Increased Salt Sensitivity of Ambulatory Blood Pressure in Women With a History of Severe Preeclampsia

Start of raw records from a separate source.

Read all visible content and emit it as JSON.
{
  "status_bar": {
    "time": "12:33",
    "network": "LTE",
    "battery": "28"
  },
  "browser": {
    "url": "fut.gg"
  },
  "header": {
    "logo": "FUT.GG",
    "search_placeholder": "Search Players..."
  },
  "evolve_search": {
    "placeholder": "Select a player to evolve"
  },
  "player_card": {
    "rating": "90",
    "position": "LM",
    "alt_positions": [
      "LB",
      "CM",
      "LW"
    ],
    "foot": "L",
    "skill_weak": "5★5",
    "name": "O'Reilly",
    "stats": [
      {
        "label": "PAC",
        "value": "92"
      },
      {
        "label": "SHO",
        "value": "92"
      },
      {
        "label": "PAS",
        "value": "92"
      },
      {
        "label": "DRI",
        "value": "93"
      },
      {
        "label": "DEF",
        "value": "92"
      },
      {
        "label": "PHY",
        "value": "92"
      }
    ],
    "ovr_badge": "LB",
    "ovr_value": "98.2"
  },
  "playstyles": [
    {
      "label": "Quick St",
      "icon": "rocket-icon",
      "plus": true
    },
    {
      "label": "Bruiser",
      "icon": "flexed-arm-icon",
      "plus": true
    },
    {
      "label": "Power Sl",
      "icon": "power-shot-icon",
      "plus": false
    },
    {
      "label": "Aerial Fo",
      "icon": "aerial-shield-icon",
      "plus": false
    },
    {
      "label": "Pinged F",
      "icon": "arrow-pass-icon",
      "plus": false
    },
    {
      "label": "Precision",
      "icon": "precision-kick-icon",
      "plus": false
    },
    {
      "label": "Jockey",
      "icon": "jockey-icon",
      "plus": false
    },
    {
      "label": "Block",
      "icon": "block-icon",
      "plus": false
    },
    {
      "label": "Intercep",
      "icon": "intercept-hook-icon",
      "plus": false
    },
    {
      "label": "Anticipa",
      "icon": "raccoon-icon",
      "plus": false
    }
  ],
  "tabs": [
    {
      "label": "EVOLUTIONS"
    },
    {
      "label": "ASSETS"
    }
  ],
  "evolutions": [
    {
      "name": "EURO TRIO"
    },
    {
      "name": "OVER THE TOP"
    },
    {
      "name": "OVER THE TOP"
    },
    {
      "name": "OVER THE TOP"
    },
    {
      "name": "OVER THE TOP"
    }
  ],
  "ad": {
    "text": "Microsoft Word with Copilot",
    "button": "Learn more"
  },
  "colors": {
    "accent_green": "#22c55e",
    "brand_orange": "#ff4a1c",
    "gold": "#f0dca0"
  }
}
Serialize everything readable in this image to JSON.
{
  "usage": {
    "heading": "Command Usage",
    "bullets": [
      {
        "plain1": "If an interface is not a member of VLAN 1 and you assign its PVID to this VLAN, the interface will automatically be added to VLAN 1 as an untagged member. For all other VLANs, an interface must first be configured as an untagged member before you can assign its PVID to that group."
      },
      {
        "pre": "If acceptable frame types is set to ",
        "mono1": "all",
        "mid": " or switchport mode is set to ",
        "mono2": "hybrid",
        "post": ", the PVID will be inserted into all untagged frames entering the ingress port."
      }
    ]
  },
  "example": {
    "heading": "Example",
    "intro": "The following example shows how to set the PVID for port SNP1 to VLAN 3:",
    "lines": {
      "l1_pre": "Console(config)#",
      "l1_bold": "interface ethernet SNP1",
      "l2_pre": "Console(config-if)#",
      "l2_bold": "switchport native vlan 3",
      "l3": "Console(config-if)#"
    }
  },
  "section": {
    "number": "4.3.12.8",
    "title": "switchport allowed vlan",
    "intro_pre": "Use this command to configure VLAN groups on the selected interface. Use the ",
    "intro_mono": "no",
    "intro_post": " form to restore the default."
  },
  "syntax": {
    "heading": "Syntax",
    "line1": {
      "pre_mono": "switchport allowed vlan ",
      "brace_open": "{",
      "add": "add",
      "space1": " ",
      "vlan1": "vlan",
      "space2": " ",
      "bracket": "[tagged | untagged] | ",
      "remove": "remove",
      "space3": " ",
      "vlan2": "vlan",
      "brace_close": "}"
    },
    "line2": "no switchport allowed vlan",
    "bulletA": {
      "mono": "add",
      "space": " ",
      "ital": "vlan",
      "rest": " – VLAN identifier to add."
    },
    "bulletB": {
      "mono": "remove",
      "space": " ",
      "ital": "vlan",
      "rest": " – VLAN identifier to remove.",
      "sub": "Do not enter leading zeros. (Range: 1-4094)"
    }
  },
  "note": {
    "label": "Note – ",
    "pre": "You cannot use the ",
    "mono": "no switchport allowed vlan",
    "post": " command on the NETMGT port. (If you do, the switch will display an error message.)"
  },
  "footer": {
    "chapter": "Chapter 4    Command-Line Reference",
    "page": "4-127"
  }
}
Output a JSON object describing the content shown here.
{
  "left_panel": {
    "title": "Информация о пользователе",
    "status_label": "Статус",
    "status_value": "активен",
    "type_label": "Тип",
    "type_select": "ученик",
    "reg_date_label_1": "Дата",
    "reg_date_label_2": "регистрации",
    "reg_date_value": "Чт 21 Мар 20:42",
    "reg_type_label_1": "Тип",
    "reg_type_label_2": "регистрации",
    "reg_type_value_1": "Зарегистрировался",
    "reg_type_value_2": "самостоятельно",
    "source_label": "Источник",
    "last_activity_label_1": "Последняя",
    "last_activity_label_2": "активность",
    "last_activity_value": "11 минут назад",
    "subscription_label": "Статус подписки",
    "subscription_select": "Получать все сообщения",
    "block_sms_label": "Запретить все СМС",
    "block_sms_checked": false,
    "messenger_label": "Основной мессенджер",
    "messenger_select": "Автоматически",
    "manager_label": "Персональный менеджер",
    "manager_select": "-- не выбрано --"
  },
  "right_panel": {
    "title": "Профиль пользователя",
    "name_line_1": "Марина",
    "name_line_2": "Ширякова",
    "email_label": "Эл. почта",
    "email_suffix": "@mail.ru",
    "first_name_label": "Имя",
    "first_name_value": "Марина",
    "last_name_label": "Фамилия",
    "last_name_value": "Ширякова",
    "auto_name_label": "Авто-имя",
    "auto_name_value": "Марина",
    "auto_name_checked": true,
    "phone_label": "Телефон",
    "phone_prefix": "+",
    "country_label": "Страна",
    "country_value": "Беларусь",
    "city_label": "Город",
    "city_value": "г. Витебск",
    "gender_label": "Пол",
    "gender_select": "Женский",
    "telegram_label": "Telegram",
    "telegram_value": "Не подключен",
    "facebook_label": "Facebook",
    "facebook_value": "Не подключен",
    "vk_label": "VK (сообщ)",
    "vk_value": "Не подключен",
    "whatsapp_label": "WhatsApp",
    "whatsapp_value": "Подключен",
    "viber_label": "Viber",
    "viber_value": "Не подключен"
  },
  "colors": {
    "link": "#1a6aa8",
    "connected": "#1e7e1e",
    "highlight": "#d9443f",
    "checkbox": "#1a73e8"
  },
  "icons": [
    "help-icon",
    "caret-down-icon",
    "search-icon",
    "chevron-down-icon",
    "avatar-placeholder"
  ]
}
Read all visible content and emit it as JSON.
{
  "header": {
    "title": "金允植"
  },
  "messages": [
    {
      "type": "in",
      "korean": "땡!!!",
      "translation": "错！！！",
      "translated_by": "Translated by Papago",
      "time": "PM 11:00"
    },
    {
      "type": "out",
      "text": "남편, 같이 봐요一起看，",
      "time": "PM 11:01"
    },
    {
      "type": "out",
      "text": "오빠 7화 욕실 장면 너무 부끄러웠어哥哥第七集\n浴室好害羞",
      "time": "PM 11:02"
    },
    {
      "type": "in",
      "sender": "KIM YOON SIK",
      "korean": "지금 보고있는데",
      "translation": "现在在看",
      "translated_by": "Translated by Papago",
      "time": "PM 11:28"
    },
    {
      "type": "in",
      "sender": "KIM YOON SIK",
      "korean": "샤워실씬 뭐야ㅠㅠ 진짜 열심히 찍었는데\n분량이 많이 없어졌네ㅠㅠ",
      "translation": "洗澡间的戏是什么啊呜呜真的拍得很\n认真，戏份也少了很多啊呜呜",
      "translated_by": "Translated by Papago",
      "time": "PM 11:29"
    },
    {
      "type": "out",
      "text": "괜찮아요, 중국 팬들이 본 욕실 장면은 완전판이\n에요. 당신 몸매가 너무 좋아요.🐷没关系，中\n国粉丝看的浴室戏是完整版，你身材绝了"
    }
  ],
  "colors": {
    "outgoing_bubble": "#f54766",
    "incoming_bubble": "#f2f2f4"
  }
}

Cardiovascular diseases are the principal cause of death in women in developed countries and are importantly promoted by hypertension. The salt sensitivity of blood pressure (BP) is considered as an important cardiovascular risk factor at any BP level. Preeclampsia is a hypertensive disorder of pregnancy that arises as a risk factor for cardiovascular diseases. This study measured the salt sensitivity of BP in women with a severe preeclampsia compared with women with no pregnancy hypertensive complications. Forty premenopausal women were recruited 10 years after delivery in a case–control study. Salt sensitivity was defined as an increase of >4 mm Hg in 24-hour ambulatory BP on a high-sodium diet. The ambulatory BP response to salt was significantly increased in women with a history of preeclampsia compared with that of controls. The mean (95% confidence interval) daytime systolic/diastolic BP increased significantly from 115 (109–118)/79 (76–82) mm Hg on low-salt diet to 123 (116–130)/80 (76–84) on a high-salt diet in women with preeclampsia, but not in the control group (from 111 [104–119]/77 [72–82] to 111 [106–116]/75 [72–79], respectively, P<0.05). The sodium sensitivity index (SSI=Δmean arterial pressure/Δurinary Na excretion×1000) was 51.2 (19.1–66.2) in women with preeclampsia and 6.6 (5.8–18.1) mm Hg/mol per day in controls (P=0.015). The nocturnal dip was blunted on a high-salt diet in women with preeclampsia. Our study shows that women who have developed preeclampsia are salt sensitive before their menopause, a finding that may contribute to their increased cardiovascular risk. Women with a history of severe preeclampsia should be targeted at an early stage for preventive measures of cardiovascular diseases.
- Received June 24, 2013.
- Revision received July 9, 2013.
- Accepted July 18, 2013.
- © 2013 American Heart Association, Inc.